What’s more, Rossini said the bureau was told no subpoenas could be served to produce evidence tying the departing Saudi suspects to the 9/11 attacks. The FBI, in turn, iced local investigations that led back to the Saudis. Bandar ultimately was ousted from his role by the new Saudi King Salman in 2013.

Those who have read the 28 pages believe they contain “incontrovertible evidence” that Prince Bandar, along with other Saudi government officials and members of the Saudi family, were directly linked to funding the hijackers in 9/11. Bandar’s father was Sultan bin Abdulaziz, who became the Crown prince and heir apparent to the Saudi throne in 2005 until his death in 2011.

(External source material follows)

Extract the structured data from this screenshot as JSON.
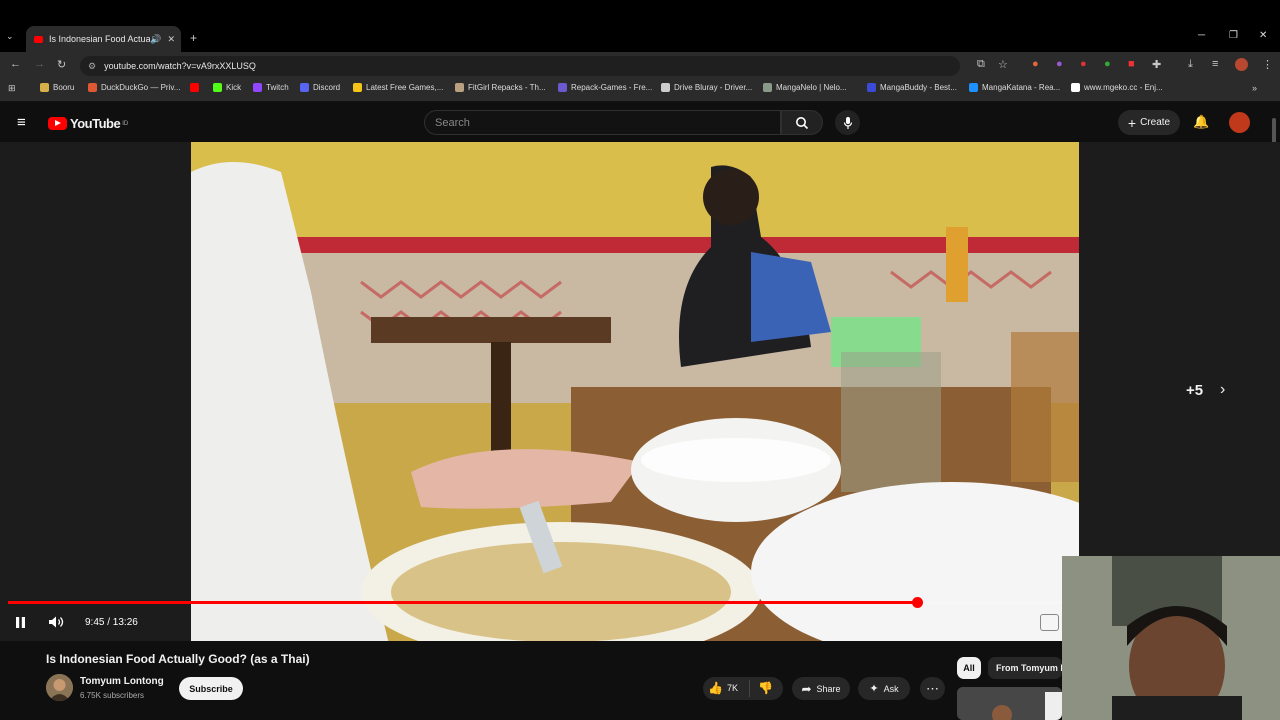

What information exists in the classified 28 pages which may implicate what knowledge the crown prince or even then King Abdullah himself had of one of their own funneling money to two of the hijackers? Do we really believe that one of the most sophisticated terror attacks in world history was autonomously planned and executed by Osama bin Laden and the Al Qaeda organization with no help?